The officers include a Directorate of Criminal Investigations boss from Machakos County and a junior colleague from Central.
Other officers in the hospital are a DCI boss from a police station in Mumias, a senior lecturer at a police training college in Nairobi and a police station commander based in Nairobi.
The Standard visited the hospital where the officers are admitted and established that nearly all of them could have contracted the virus at their work stations.
A DCI boss from Central who spoke on condition of anonymity said his driver fell ill after attending a security meeting outside their work station.
- 1 Kalonzo at DCI over Yatta land grabbing claims
- 2 Everything you need to know about the coronavirus right now
- 3 State should fulfill promise to buy poor children face masks
- 4 Let's learn to live with the changing times
Two days later, the boss started experiencing symptoms of Covid-19 and was also admitted to the same hospital.
“I had difficulty breathing after returning from an assignment in Kiambu. Then my driver started complaining of the same. It was only after he was admitted in hospital and my chest pains persisted that I decided to seek treatment,” said the senior officer.
The pair is out of danger even after doctors confirmed they had contracted the coronavirus.
News of the hospitalisation of the officers is causing jitters within police circles at a time when officers are supposed to enforce Covid-19 containment measures.
This turn of events comes only days after a parliamentary committee warned that police stations could become virus hotspots if containment measures are not taken.
The National Assembly Committee on Administration and National Security has revealed that police stations lack effective measures to handle the pandemic.

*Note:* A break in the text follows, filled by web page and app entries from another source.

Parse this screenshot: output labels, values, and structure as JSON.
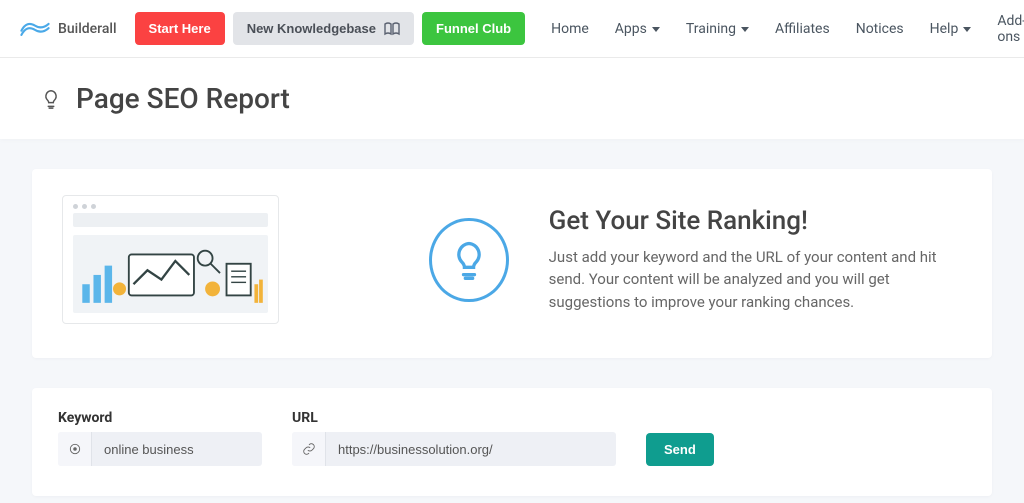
{
  "brand": "Builderall",
  "topButtons": {
    "start": "Start Here",
    "kb": "New Knowledgebase",
    "funnel": "Funnel Club"
  },
  "nav": {
    "home": "Home",
    "apps": "Apps",
    "training": "Training",
    "affiliates": "Affiliates",
    "notices": "Notices",
    "help": "Help",
    "addons": "Add-ons"
  },
  "pageTitle": "Page SEO Report",
  "hero": {
    "title": "Get Your Site Ranking!",
    "desc": "Just add your keyword and the URL of your content and hit send. Your content will be analyzed and you will get suggestions to improve your ranking chances."
  },
  "form": {
    "keywordLabel": "Keyword",
    "keywordValue": "online business",
    "urlLabel": "URL",
    "urlValue": "https://businessolution.org/",
    "send": "Send"
  }
}
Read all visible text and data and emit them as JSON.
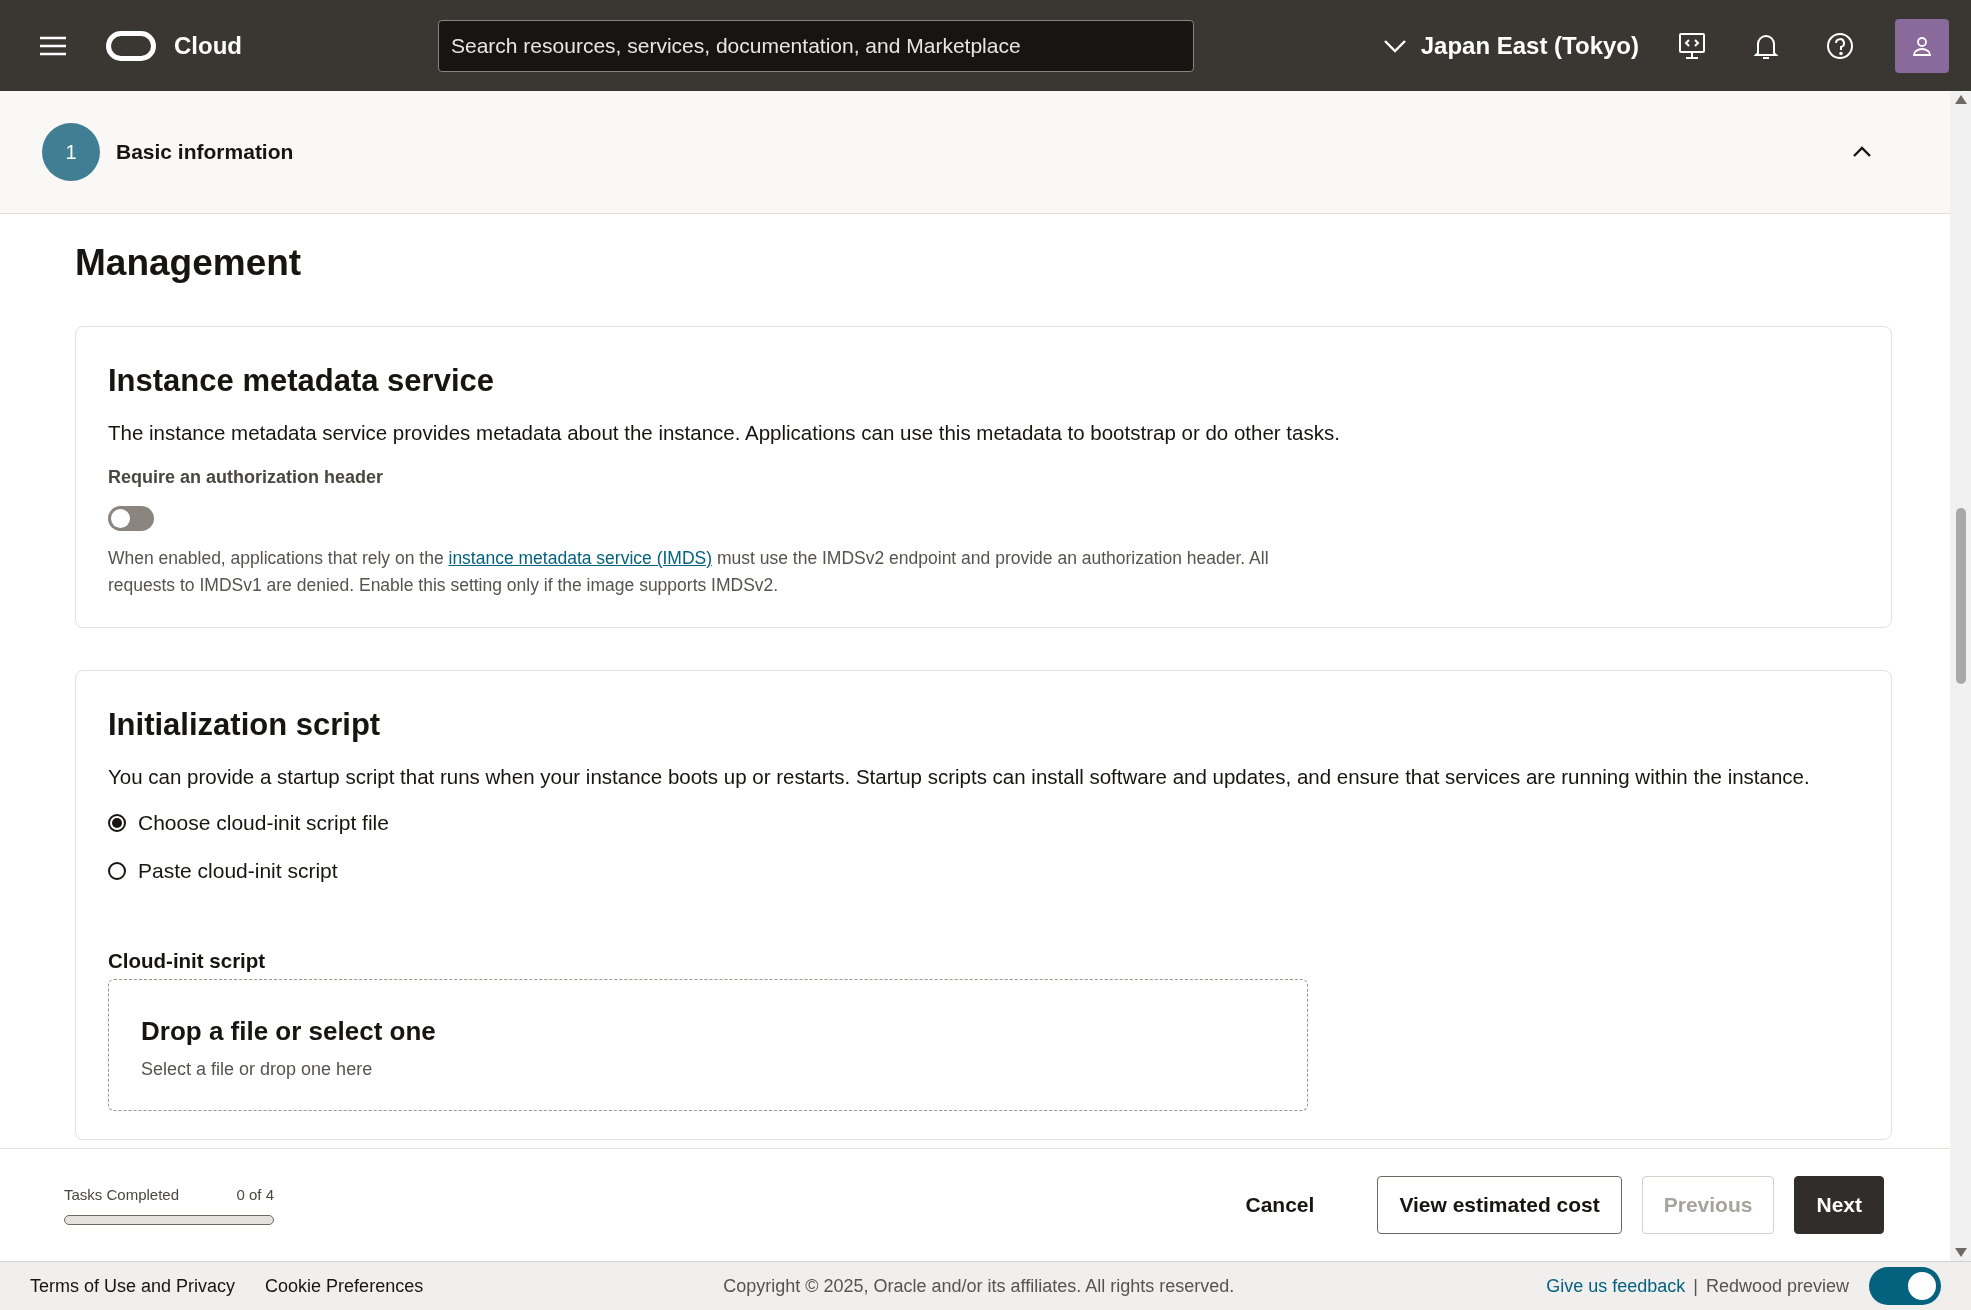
{
  "header": {
    "brand": "Cloud",
    "search": {
      "placeholder": "Search resources, services, documentation, and Marketplace"
    },
    "region": "Japan East (Tokyo)"
  },
  "step": {
    "number": "1",
    "title": "Basic information",
    "expanded": true
  },
  "page_title": "Management",
  "sections": [
    {
      "kind": "toggle",
      "title": "Instance metadata service",
      "description": "The instance metadata service provides metadata about the instance. Applications can use this metadata to bootstrap or do other tasks.",
      "label": "Require an authorization header",
      "on": false,
      "help_before": "When enabled, applications that rely on the ",
      "help_link": "instance metadata service (IMDS)",
      "help_after": " must use the IMDSv2 endpoint and provide an authorization header. All requests to IMDSv1 are denied. Enable this setting only if the image supports IMDSv2."
    },
    {
      "kind": "script",
      "title": "Initialization script",
      "description": "You can provide a startup script that runs when your instance boots up or restarts. Startup scripts can install software and updates, and ensure that services are running within the instance.",
      "options": [
        {
          "label": "Choose cloud-init script file",
          "selected": true
        },
        {
          "label": "Paste cloud-init script",
          "selected": false
        }
      ],
      "field_label": "Cloud-init script",
      "dropzone": {
        "title": "Drop a file or select one",
        "hint": "Select a file or drop one here"
      }
    }
  ],
  "footer": {
    "tasks": {
      "label": "Tasks Completed",
      "count": "0 of 4",
      "level": 0
    },
    "buttons": [
      {
        "label": "Cancel",
        "kind": "text",
        "disabled": false
      },
      {
        "label": "View estimated cost",
        "kind": "outline",
        "disabled": false
      },
      {
        "label": "Previous",
        "kind": "outline",
        "disabled": true
      },
      {
        "label": "Next",
        "kind": "primary",
        "disabled": false
      }
    ]
  },
  "bottom_bar": {
    "links": [
      "Terms of Use and Privacy",
      "Cookie Preferences"
    ],
    "copyright": "Copyright © 2025, Oracle and/or its affiliates. All rights reserved.",
    "feedback": "Give us feedback",
    "separator": "|",
    "preview_label": "Redwood preview",
    "preview_on": true
  }
}
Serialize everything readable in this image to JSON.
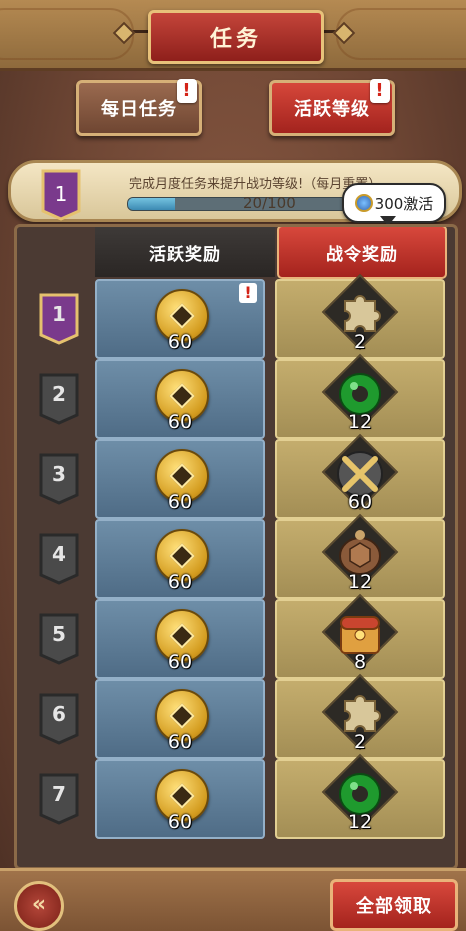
{
  "header": {
    "title": "任务"
  },
  "tabs": [
    {
      "label": "每日任务",
      "badge": "!"
    },
    {
      "label": "活跃等级",
      "badge": "!"
    }
  ],
  "progress": {
    "level": "1",
    "description": "完成月度任务来提升战功等级!（每月重置）",
    "current_text": "20/100",
    "fraction": 0.2
  },
  "bubble": {
    "label": "300激活"
  },
  "columns": {
    "free": "活跃奖励",
    "battle": "战令奖励"
  },
  "rows": [
    {
      "level": "1",
      "free_amount": "60",
      "free_badge": "!",
      "paid_item": "puzzle-piece-icon",
      "paid_amount": "2",
      "unlocked": true
    },
    {
      "level": "2",
      "free_amount": "60",
      "paid_item": "jade-ring-icon",
      "paid_amount": "12",
      "unlocked": false
    },
    {
      "level": "3",
      "free_amount": "60",
      "paid_item": "crossed-swords-icon",
      "paid_amount": "60",
      "unlocked": false
    },
    {
      "level": "4",
      "free_amount": "60",
      "paid_item": "turtle-shell-icon",
      "paid_amount": "12",
      "unlocked": false
    },
    {
      "level": "5",
      "free_amount": "60",
      "paid_item": "treasure-chest-icon",
      "paid_amount": "8",
      "unlocked": false
    },
    {
      "level": "6",
      "free_amount": "60",
      "paid_item": "puzzle-piece-icon",
      "paid_amount": "2",
      "unlocked": false
    },
    {
      "level": "7",
      "free_amount": "60",
      "paid_item": "jade-ring-icon",
      "paid_amount": "12",
      "unlocked": false
    }
  ],
  "footer": {
    "back_icon": "back-arrow-icon",
    "claim_all": "全部领取"
  },
  "colors": {
    "accent_red": "#c4302a",
    "free_cell": "#5e7d97",
    "paid_cell": "#b39e61",
    "unlocked_flag": "#7a3a8c",
    "locked_flag": "#4a4a4a"
  }
}
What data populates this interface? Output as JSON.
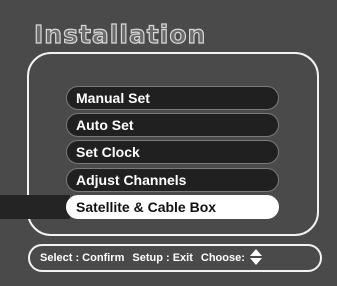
{
  "screen": {
    "title": "Installation"
  },
  "menu": {
    "items": [
      {
        "label": "Manual Set"
      },
      {
        "label": "Auto Set"
      },
      {
        "label": "Set Clock"
      },
      {
        "label": "Adjust Channels"
      },
      {
        "label": "Satellite & Cable Box"
      }
    ],
    "selected_label": "Satellite & Cable Box"
  },
  "footer": {
    "select_label": "Select : Confirm",
    "setup_label": "Setup : Exit",
    "choose_label": "Choose:"
  },
  "colors": {
    "background": "#4a4a4a",
    "item_background": "#202020",
    "selected_background": "#ffffff",
    "frame": "#f2f2f2"
  },
  "icons": {
    "choose": "up-down-arrow-icon"
  }
}
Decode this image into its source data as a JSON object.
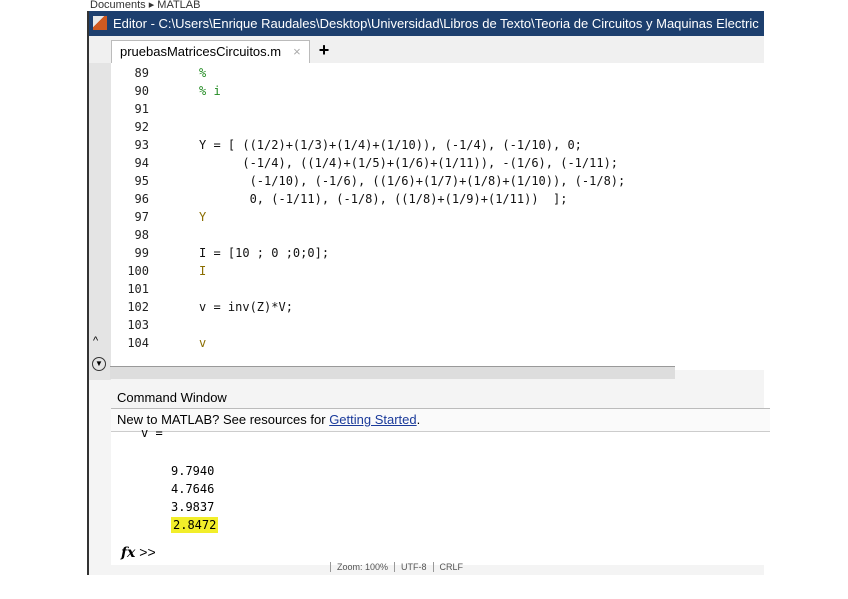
{
  "breadcrumb": [
    "Documents",
    "MATLAB"
  ],
  "title": "Editor - C:\\Users\\Enrique Raudales\\Desktop\\Universidad\\Libros de Texto\\Teoria de Circuitos y Maquinas Electric",
  "tab": {
    "label": "pruebasMatricesCircuitos.m",
    "close": "×",
    "add": "+"
  },
  "editor": {
    "lines": [
      {
        "n": "89",
        "text": "%",
        "kind": "comment"
      },
      {
        "n": "90",
        "text": "% i",
        "kind": "comment"
      },
      {
        "n": "91",
        "text": ""
      },
      {
        "n": "92",
        "text": ""
      },
      {
        "n": "93",
        "text": "Y = [ ((1/2)+(1/3)+(1/4)+(1/10)), (-1/4), (-1/10), 0;"
      },
      {
        "n": "94",
        "text": "      (-1/4), ((1/4)+(1/5)+(1/6)+(1/11)), -(1/6), (-1/11);"
      },
      {
        "n": "95",
        "text": "       (-1/10), (-1/6), ((1/6)+(1/7)+(1/8)+(1/10)), (-1/8);"
      },
      {
        "n": "96",
        "text": "       0, (-1/11), (-1/8), ((1/8)+(1/9)+(1/11))  ];"
      },
      {
        "n": "97",
        "text": "Y",
        "kind": "var"
      },
      {
        "n": "98",
        "text": ""
      },
      {
        "n": "99",
        "text": "I = [10 ; 0 ;0;0];"
      },
      {
        "n": "100",
        "text": "I",
        "kind": "var"
      },
      {
        "n": "101",
        "text": ""
      },
      {
        "n": "102",
        "text": "v = inv(Z)*V;"
      },
      {
        "n": "103",
        "text": ""
      },
      {
        "n": "104",
        "text": "v",
        "kind": "var"
      }
    ]
  },
  "command_window": {
    "title": "Command Window",
    "banner_text": "New to MATLAB? See resources for ",
    "banner_link": "Getting Started",
    "banner_end": ".",
    "var_header": "v =",
    "values": [
      "9.7940",
      "4.7646",
      "3.9837",
      "2.8472"
    ],
    "highlight_color": "#f2ee2a",
    "prompt": ">>",
    "fx": "fx"
  },
  "status": [
    "Zoom: 100%",
    "UTF-8",
    "CRLF"
  ]
}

The Paul Koinange-led committee warned that police stations and their facilities remain a risk to officers and prisoners.
Last week, the committee tabled a report in Parliament after an inspection tour of 18 police stations in Nairobi and Kajiado.
The committee advised the Interior Ministry to address shortfalls that have made the stations risky to police officers and members of the public seeking services.
Among issues, the committee wants to be addressed is social distancing.
The committee noted that some police stations were overcrowded, making it difficult for social distancing.
Five police stations in Nairobi were mentioned in the report as the most populous within the city.
They are Embakasi, which has 469 officers, Central Police Station with 400 officers, Lang’ata with 355 officers, Kasarani with 322 officers and Kamukunji which has 300 officers.
Koinange said the stations have insufficient facilities and rooms to ensure basic health guidelines such as social distancing are maintained.
The situation has been complicated by high number of people seeking services from the police stations.
“It was worrying to note that due to inadequacy in office space, social distancing is not possible. Officers are sharing offices way above optimal capacity,” the committee said.
National Police Service Deputy Spokesman Charles Kosgey said police officers had been advised to observe health guidelines provided by the Ministry of Health.
Kosgey said police station commanders had also been directed to reduce congestion at the police stations.